§ Description of the task
When a line of the listing below has the string "icon" in it, copy that line.

§ The data
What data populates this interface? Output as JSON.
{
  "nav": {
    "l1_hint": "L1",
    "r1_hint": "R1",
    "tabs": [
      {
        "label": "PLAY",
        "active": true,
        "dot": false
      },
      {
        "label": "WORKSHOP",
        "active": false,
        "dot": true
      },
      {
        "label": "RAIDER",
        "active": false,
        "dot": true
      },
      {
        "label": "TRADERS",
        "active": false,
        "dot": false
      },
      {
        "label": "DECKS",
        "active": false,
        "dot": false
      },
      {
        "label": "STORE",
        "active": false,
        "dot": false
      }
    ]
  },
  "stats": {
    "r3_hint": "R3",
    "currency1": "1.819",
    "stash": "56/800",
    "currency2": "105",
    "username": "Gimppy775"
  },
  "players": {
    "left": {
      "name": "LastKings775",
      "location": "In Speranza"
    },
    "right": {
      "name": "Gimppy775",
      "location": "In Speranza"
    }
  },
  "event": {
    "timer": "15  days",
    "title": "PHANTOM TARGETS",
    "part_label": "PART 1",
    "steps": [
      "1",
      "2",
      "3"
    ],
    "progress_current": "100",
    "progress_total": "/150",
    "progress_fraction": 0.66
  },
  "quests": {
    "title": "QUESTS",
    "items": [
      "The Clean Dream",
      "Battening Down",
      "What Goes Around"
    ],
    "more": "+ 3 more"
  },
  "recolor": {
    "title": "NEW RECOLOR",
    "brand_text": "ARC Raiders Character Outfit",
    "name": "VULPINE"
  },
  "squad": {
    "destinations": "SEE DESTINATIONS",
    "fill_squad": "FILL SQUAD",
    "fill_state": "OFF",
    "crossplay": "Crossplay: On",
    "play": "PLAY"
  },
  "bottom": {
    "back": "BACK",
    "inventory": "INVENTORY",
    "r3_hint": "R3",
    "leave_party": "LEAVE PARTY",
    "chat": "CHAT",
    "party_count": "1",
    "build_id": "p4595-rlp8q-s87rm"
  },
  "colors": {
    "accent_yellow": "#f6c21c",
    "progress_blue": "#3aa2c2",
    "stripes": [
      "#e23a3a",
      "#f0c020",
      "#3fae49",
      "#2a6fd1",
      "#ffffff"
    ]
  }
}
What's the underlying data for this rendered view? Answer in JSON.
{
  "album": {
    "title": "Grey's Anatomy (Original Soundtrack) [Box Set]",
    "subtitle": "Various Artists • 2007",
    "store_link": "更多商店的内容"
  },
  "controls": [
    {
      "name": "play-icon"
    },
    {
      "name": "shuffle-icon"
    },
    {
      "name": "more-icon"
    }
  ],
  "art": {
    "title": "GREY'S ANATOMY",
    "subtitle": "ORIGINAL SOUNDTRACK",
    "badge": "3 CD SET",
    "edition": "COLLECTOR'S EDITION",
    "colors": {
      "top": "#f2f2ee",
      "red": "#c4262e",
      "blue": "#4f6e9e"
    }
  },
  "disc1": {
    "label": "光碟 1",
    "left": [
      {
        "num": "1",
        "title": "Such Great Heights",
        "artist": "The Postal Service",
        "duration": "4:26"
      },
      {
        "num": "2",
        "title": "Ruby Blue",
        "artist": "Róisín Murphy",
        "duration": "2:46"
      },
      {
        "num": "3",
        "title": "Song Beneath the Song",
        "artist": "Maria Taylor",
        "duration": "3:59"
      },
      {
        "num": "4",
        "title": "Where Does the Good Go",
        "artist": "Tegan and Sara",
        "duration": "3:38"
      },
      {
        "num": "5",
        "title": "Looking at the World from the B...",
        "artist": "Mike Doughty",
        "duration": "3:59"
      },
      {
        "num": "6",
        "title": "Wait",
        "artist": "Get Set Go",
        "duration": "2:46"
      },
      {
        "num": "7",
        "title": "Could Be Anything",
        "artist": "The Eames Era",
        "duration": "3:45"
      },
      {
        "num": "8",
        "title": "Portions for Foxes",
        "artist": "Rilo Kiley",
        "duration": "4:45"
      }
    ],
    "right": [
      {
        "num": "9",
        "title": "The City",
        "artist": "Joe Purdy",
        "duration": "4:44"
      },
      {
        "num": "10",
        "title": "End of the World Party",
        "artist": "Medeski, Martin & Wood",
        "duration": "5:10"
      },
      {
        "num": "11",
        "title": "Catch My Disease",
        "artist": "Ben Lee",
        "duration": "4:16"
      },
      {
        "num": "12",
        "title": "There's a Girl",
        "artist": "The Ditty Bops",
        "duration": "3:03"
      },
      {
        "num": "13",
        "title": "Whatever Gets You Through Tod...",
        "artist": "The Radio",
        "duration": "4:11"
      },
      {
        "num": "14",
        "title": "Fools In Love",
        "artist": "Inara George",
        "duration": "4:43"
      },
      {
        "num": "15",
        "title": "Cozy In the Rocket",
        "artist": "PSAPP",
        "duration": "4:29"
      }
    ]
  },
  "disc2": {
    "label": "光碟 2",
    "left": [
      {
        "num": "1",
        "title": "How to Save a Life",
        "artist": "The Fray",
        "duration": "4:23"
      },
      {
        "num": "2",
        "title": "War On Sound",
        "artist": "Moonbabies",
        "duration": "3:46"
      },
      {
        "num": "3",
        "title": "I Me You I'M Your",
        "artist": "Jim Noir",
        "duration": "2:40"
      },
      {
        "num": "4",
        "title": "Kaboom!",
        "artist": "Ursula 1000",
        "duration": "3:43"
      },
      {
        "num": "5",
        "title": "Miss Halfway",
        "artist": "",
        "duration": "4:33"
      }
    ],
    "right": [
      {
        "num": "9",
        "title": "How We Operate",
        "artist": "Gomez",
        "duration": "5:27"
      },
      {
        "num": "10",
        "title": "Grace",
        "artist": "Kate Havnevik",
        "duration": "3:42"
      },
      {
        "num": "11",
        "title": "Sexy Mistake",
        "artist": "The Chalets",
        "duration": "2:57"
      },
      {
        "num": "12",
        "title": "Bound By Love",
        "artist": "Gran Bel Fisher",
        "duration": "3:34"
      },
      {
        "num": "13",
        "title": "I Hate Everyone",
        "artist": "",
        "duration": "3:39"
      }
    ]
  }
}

§ Exercise answer
      "name": "play-icon"
      "name": "shuffle-icon"
      "name": "more-icon"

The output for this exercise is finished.